As the new legislative session begins, in the midst of creating the code that governs Alabama, a lot of government leaders have re-election on their minds.
You can see it from the very top.
Governor Robert Bentley has steadily amassed a significant war chest to fight this year’s battle.
The governor’s latest campaign finance report wrapped up 2013 and it shows $2.7 million at his disposal.
By contrast, Bentley’s only filed competitor, Stacy George, reported $9.59 cents in his coffers.
With that kind of disparity, you can see the governor letting up on his ruthless fundraising trail. Except, he doesn’t.
The governor raised $576,000 in December alone. George brought in $15.
As for campaign expenditures, George did dole out $63 and change. The governor spent just over $102,000.
If you’re curious, it means the governor spent about 1,600 times as much money, and his cash reserves are 233,802 times as large.
As for how Bentley built such a lead, the governor takes money from all kinds of sources – individuals, businesses, and political action committees.
But the money he takes doesn’t stand out on his forms as much as the money he returns.
He gave up $5,000 from the Alabamafirst PAC and another $10,000 from the First Decade PAC.
A spokesperson for the Bentley campaign tells us the money came in during a fundraiser for the governor, so it wasn’t vetted upon receipt.
However, when the governor’s team examined the donations before cashing them, they decided to reject the pair because of a conflict on interests.
These PACs deal in pharmaceuticals, which means there could be a conflict with decisions the governor will make over the next few months about Medicaid reforms.
Both PACs list the same address, same chairperson, and same treasurer.

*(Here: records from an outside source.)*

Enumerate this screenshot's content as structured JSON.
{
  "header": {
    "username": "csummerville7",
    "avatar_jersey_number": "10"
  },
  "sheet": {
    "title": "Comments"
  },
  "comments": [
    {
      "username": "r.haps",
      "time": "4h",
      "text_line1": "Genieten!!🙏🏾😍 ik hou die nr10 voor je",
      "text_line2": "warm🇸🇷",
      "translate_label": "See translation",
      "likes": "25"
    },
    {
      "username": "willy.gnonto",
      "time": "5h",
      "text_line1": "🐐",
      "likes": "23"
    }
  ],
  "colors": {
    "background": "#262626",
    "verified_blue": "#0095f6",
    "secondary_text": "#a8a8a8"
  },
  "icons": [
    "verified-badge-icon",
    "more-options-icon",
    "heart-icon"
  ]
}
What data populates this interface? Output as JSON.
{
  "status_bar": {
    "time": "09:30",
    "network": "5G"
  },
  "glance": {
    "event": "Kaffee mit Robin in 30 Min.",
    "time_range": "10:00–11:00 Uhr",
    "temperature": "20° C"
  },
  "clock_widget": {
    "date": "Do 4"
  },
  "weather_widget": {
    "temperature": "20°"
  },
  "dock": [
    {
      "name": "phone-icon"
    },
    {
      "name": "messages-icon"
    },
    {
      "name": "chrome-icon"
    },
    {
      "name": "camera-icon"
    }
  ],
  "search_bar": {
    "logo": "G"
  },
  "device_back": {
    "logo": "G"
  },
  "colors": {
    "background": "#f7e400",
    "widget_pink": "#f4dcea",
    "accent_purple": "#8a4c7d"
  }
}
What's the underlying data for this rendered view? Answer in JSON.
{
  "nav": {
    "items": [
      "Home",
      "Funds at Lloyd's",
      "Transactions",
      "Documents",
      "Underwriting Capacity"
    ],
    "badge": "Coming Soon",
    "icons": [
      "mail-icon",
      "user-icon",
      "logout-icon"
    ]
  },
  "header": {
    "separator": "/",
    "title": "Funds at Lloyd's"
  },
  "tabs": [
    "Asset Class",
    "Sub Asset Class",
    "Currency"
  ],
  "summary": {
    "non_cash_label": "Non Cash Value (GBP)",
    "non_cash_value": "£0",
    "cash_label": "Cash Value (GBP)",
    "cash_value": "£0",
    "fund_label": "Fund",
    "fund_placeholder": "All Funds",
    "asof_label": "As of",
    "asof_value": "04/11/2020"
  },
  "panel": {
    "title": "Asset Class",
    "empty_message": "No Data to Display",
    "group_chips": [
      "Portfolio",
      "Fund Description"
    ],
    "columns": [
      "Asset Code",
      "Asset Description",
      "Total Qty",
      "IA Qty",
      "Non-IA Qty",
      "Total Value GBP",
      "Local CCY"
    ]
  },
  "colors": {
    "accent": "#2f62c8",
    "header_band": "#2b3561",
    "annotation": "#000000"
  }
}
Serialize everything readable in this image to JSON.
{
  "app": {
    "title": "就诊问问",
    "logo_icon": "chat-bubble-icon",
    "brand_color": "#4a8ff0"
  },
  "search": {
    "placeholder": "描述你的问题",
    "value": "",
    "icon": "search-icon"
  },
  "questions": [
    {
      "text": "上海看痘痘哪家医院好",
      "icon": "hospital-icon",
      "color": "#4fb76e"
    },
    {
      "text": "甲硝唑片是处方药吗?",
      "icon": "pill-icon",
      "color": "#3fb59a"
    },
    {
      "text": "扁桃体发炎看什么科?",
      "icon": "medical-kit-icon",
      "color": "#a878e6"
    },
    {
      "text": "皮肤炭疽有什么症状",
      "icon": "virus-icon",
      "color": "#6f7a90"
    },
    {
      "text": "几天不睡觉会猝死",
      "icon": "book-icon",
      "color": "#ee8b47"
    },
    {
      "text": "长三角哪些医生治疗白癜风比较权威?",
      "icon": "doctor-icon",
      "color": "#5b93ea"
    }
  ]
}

It’s worth noting Bentley has accepted donations from PACs with ties to numerous industries that he could impact.
They include a donation in December from CAREPAC, a group tied to nursing home interests.